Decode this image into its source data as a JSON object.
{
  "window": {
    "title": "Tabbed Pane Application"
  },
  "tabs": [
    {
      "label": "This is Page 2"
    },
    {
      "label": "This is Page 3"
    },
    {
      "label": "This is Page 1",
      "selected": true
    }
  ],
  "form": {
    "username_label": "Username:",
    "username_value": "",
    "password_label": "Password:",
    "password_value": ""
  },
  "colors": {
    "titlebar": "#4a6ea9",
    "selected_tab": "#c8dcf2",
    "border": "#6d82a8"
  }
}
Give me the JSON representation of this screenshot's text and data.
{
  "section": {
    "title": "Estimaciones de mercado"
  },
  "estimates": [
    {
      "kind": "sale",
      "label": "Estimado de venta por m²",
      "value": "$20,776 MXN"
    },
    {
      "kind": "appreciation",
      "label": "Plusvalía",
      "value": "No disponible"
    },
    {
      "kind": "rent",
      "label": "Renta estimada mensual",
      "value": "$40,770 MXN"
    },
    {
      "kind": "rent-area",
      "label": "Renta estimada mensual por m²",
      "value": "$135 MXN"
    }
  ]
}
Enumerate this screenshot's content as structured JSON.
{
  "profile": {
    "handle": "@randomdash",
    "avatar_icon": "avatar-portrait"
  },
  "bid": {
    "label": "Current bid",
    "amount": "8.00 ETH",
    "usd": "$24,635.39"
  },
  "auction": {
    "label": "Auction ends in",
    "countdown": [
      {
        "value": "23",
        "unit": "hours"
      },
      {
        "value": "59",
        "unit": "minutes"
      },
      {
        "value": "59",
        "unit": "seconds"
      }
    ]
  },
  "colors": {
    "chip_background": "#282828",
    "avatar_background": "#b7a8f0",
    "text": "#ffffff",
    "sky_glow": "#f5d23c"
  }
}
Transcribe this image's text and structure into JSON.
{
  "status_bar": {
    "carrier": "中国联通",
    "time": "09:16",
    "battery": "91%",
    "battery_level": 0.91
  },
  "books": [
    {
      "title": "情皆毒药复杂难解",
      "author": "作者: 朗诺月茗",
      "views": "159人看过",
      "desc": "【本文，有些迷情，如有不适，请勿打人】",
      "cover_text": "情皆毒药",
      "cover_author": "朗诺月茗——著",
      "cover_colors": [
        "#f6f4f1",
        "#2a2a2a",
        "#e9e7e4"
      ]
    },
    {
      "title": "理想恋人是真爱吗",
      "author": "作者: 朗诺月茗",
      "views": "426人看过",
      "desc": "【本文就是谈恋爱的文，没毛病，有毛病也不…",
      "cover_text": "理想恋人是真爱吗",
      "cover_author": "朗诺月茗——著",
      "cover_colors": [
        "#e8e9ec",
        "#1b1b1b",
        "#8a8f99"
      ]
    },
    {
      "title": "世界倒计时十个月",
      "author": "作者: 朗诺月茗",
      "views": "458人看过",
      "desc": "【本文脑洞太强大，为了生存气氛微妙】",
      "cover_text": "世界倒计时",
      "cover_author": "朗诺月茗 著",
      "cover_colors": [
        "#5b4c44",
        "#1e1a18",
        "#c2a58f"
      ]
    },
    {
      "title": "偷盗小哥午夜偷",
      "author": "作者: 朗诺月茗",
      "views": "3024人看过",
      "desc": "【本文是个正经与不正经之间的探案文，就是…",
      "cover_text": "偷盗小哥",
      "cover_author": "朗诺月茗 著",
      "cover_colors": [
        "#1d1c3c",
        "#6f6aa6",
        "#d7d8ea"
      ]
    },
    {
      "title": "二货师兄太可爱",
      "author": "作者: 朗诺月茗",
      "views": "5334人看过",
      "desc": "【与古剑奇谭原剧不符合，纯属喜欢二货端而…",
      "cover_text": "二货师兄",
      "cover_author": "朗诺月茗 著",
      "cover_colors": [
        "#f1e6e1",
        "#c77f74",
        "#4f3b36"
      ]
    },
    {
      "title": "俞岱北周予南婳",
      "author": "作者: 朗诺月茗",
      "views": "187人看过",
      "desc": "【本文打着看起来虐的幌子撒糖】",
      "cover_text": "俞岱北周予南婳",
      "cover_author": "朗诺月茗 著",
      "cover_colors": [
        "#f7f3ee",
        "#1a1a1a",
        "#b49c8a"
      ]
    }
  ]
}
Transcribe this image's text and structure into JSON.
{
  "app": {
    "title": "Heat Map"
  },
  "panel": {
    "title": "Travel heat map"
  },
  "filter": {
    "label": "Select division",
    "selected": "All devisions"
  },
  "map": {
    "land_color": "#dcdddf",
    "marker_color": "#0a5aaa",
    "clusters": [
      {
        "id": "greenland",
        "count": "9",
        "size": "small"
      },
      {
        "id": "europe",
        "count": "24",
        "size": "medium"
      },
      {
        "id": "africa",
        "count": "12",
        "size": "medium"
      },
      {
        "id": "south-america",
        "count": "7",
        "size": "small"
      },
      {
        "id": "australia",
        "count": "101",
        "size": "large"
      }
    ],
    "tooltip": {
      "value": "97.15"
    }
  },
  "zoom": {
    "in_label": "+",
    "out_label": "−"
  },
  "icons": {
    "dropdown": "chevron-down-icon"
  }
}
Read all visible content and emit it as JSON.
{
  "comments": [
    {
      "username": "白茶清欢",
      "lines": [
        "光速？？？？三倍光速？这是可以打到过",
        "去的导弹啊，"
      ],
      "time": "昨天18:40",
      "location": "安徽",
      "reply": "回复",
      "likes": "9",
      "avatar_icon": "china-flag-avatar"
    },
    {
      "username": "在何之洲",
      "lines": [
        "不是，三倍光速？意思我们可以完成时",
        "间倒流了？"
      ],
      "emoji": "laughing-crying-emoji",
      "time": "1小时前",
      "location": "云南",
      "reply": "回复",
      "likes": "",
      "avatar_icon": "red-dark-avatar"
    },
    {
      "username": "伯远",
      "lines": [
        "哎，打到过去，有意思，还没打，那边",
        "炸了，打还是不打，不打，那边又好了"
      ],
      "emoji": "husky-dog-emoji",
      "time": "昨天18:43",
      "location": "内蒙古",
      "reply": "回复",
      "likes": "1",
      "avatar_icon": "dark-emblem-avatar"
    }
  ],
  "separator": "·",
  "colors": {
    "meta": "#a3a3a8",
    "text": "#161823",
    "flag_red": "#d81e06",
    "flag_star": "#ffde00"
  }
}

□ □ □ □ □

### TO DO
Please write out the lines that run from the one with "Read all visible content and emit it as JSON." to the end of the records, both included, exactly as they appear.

### TASK SOLUTION
Read all visible content and emit it as JSON.
{
  "comments": [
    {
      "username": "白茶清欢",
      "lines": [
        "光速？？？？三倍光速？这是可以打到过",
        "去的导弹啊，"
      ],
      "time": "昨天18:40",
      "location": "安徽",
      "reply": "回复",
      "likes": "9",
      "avatar_icon": "china-flag-avatar"
    },
    {
      "username": "在何之洲",
      "lines": [
        "不是，三倍光速？意思我们可以完成时",
        "间倒流了？"
      ],
      "emoji": "laughing-crying-emoji",
      "time": "1小时前",
      "location": "云南",
      "reply": "回复",
      "likes": "",
      "avatar_icon": "red-dark-avatar"
    },
    {
      "username": "伯远",
      "lines": [
        "哎，打到过去，有意思，还没打，那边",
        "炸了，打还是不打，不打，那边又好了"
      ],
      "emoji": "husky-dog-emoji",
      "time": "昨天18:43",
      "location": "内蒙古",
      "reply": "回复",
      "likes": "1",
      "avatar_icon": "dark-emblem-avatar"
    }
  ],
  "separator": "·",
  "colors": {
    "meta": "#a3a3a8",
    "text": "#161823",
    "flag_red": "#d81e06",
    "flag_star": "#ffde00"
  }
}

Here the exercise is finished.